Traffic speed is a major contributor to traffic accident risk, particularly for pedestrians and cyclists (WHO, 2004). The Power Model states that a given relative change in the mean speed of traffic is associated with a relative change in the number of accidents or accident victims by means of a power (exponential) function (Elvik, 2005). This indicates that a 10% change in the mean speed of traffic is likely to have a greater impact on traffic fatalities than a 10% change in traffic volume. Speed is likely to be the single most important determinant of the number of traffic fatalities. According to the Insurance Institute for Highway Safety (IIHS, 2003), motorists are driving faster in the U.S., with the result being increased automobile deaths and injuries. One major study concluded that speeding is the number one road safety problem in many countries, and that reducing average speeds on the roads by only 5% will save around 20% of current fatalities (OECD/ECMT, 2006).
Even modest speed reductions can prevent many collisions, and reduce the severity of damages and injuries that result when crashes occur, and are particularly effective at reducing injuries to pedestrians and cyclists (Kloeden, et al., 1997; Leaf and Preusser, 1998; Stuster and Zail Coffman, 1998; IIHS, 2000; Elvik 2001; Kloeden, McLean, and Ponte, 2001; Gårder, 2004; Racioppi, et al., 2004).

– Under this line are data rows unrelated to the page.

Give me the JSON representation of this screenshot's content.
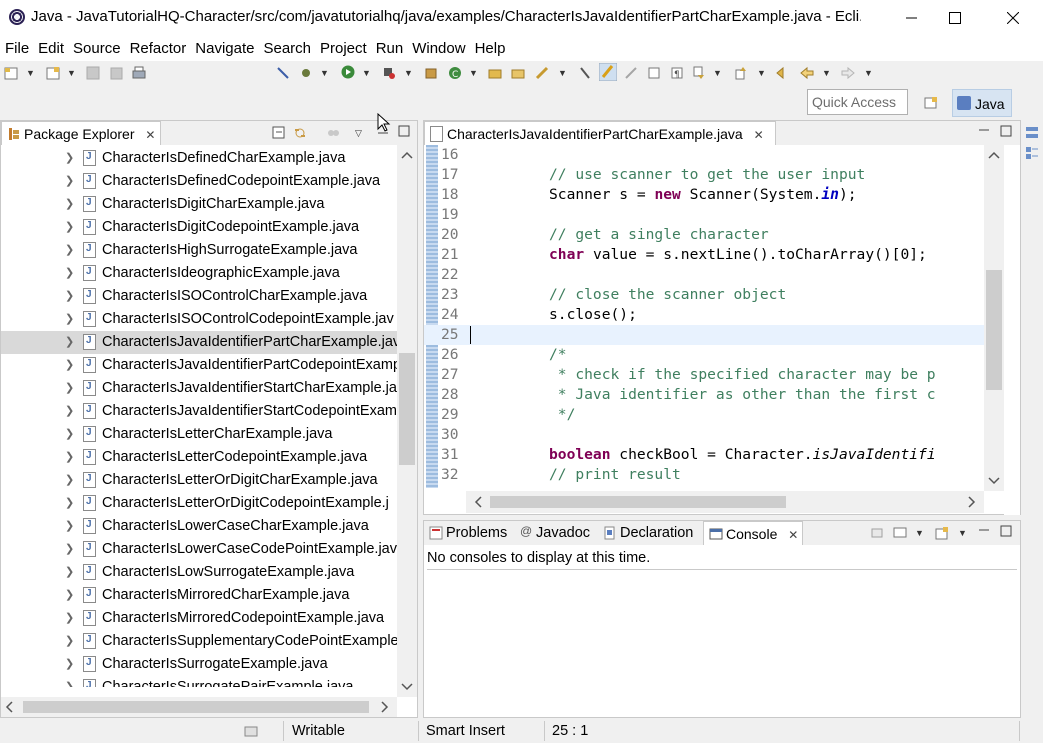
{
  "window": {
    "title": "Java - JavaTutorialHQ-Character/src/com/javatutorialhq/java/examples/CharacterIsJavaIdentifierPartCharExample.java - Ecli...",
    "minimize": "—",
    "maximize": "☐",
    "close": "✕"
  },
  "menu": [
    "File",
    "Edit",
    "Source",
    "Refactor",
    "Navigate",
    "Search",
    "Project",
    "Run",
    "Window",
    "Help"
  ],
  "toolbar": {
    "quick_access_placeholder": "Quick Access",
    "perspective": "Java"
  },
  "package_explorer": {
    "title": "Package Explorer",
    "files": [
      "CharacterIsDefinedCharExample.java",
      "CharacterIsDefinedCodepointExample.java",
      "CharacterIsDigitCharExample.java",
      "CharacterIsDigitCodepointExample.java",
      "CharacterIsHighSurrogateExample.java",
      "CharacterIsIdeographicExample.java",
      "CharacterIsISOControlCharExample.java",
      "CharacterIsISOControlCodepointExample.jav",
      "CharacterIsJavaIdentifierPartCharExample.jav",
      "CharacterIsJavaIdentifierPartCodepointExamp",
      "CharacterIsJavaIdentifierStartCharExample.ja",
      "CharacterIsJavaIdentifierStartCodepointExam",
      "CharacterIsLetterCharExample.java",
      "CharacterIsLetterCodepointExample.java",
      "CharacterIsLetterOrDigitCharExample.java",
      "CharacterIsLetterOrDigitCodepointExample.j",
      "CharacterIsLowerCaseCharExample.java",
      "CharacterIsLowerCaseCodePointExample.java",
      "CharacterIsLowSurrogateExample.java",
      "CharacterIsMirroredCharExample.java",
      "CharacterIsMirroredCodepointExample.java",
      "CharacterIsSupplementaryCodePointExample",
      "CharacterIsSurrogateExample.java",
      "CharacterIsSurrogatePairExample.java"
    ],
    "selected_index": 8
  },
  "editor": {
    "tab_title": "CharacterIsJavaIdentifierPartCharExample.java",
    "current_line": "25",
    "lines": [
      {
        "n": "16",
        "segs": [
          {
            "t": "",
            "c": ""
          }
        ]
      },
      {
        "n": "17",
        "segs": [
          {
            "t": "// use scanner to get the user input",
            "c": "cm"
          }
        ]
      },
      {
        "n": "18",
        "segs": [
          {
            "t": "Scanner s = ",
            "c": ""
          },
          {
            "t": "new",
            "c": "kw"
          },
          {
            "t": " Scanner(System.",
            "c": ""
          },
          {
            "t": "in",
            "c": "st"
          },
          {
            "t": ");",
            "c": ""
          }
        ]
      },
      {
        "n": "19",
        "segs": [
          {
            "t": "",
            "c": ""
          }
        ]
      },
      {
        "n": "20",
        "segs": [
          {
            "t": "// get a single character",
            "c": "cm"
          }
        ]
      },
      {
        "n": "21",
        "segs": [
          {
            "t": "char",
            "c": "kw"
          },
          {
            "t": " value = s.nextLine().toCharArray()[0];",
            "c": ""
          }
        ]
      },
      {
        "n": "22",
        "segs": [
          {
            "t": "",
            "c": ""
          }
        ]
      },
      {
        "n": "23",
        "segs": [
          {
            "t": "// close the scanner object",
            "c": "cm"
          }
        ]
      },
      {
        "n": "24",
        "segs": [
          {
            "t": "s.close();",
            "c": ""
          }
        ]
      },
      {
        "n": "25",
        "segs": [
          {
            "t": "",
            "c": ""
          }
        ]
      },
      {
        "n": "26",
        "segs": [
          {
            "t": "/*",
            "c": "cm"
          }
        ]
      },
      {
        "n": "27",
        "segs": [
          {
            "t": " * check if the specified character may be p",
            "c": "cm"
          }
        ]
      },
      {
        "n": "28",
        "segs": [
          {
            "t": " * Java identifier as other than the first c",
            "c": "cm"
          }
        ]
      },
      {
        "n": "29",
        "segs": [
          {
            "t": " */",
            "c": "cm"
          }
        ]
      },
      {
        "n": "30",
        "segs": [
          {
            "t": "",
            "c": ""
          }
        ]
      },
      {
        "n": "31",
        "segs": [
          {
            "t": "boolean",
            "c": "kw"
          },
          {
            "t": " checkBool = Character.",
            "c": ""
          },
          {
            "t": "isJavaIdentifi",
            "c": "it"
          }
        ]
      },
      {
        "n": "32",
        "segs": [
          {
            "t": "// print result",
            "c": "cm"
          }
        ]
      }
    ]
  },
  "bottom_panel": {
    "tabs": [
      "Problems",
      "Javadoc",
      "Declaration",
      "Console"
    ],
    "active_tab": "Console",
    "console_message": "No consoles to display at this time."
  },
  "status": {
    "writable": "Writable",
    "insert_mode": "Smart Insert",
    "position": "25 : 1"
  }
}
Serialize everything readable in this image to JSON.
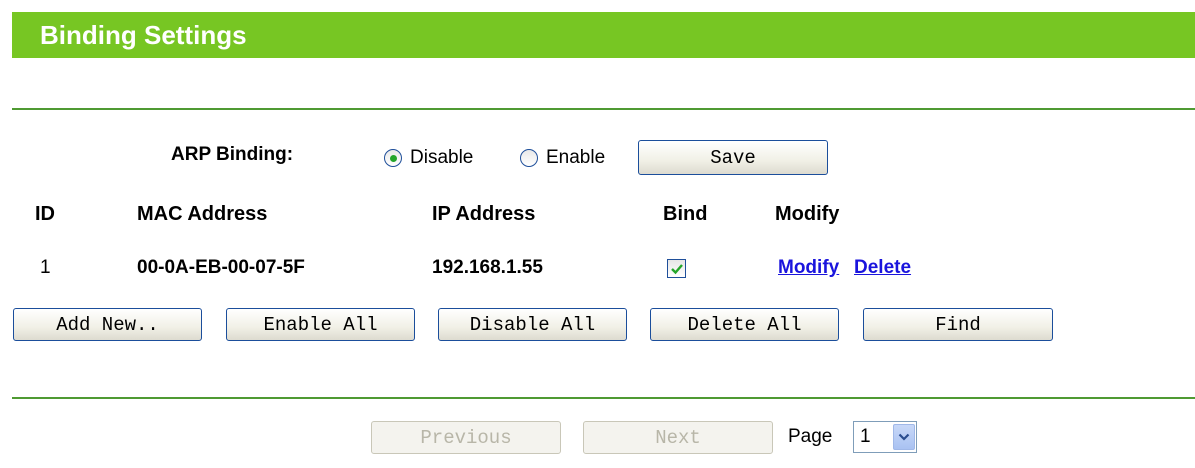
{
  "header": {
    "title": "Binding Settings"
  },
  "arp": {
    "label": "ARP Binding:",
    "options": [
      {
        "label": "Disable",
        "checked": true
      },
      {
        "label": "Enable",
        "checked": false
      }
    ],
    "save_label": "Save"
  },
  "table": {
    "columns": [
      "ID",
      "MAC Address",
      "IP Address",
      "Bind",
      "Modify"
    ],
    "rows": [
      {
        "id": "1",
        "mac": "00-0A-EB-00-07-5F",
        "ip": "192.168.1.55",
        "bind": true,
        "modify_label": "Modify",
        "delete_label": "Delete"
      }
    ]
  },
  "actions": {
    "add_new": "Add New..",
    "enable_all": "Enable All",
    "disable_all": "Disable All",
    "delete_all": "Delete All",
    "find": "Find"
  },
  "pagination": {
    "previous": "Previous",
    "next": "Next",
    "page_label": "Page",
    "page_value": "1"
  },
  "colors": {
    "header_bg": "#77c623",
    "divider": "#4f9a32",
    "link": "#1a14dd",
    "button_border": "#1b4e9b"
  }
}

In closing, my commute to the VA passes the very location where Ms. Ishizuka was killed. I urge you to examine the bike lane on this southbound stretch of Bruce B. Downs. There are two locations where cars are forced to cross the bicycle path. There are no signs warning that bicycle and automobile traffic must merge (once at university square blvd and once at Fowler). In both instances cars consistently drive through the bike lane. The sidewalk in this area is also neither straight nor safe for pedestrians. At this location I ride looking behind me rather than looking ahead because I know that cars will be crossing through the bike lane into their turn lane, often at 40-50mph. It's a shame that so close to a wonderful university we have such a high speed dangerous traffic situation. There is no alternate route for crossing Fowler near 30th Street.
I hope that as I raise my daughter, we here in Tampa get a light rail and that considerations be made to allow bicycles to travel along with riders. I also know that light rail alone won't allow pedestrians to safely cross the street, nor will it help to educate the public on or enforce the pedestrian right of way.
I again thank you for you time and thought on this issue.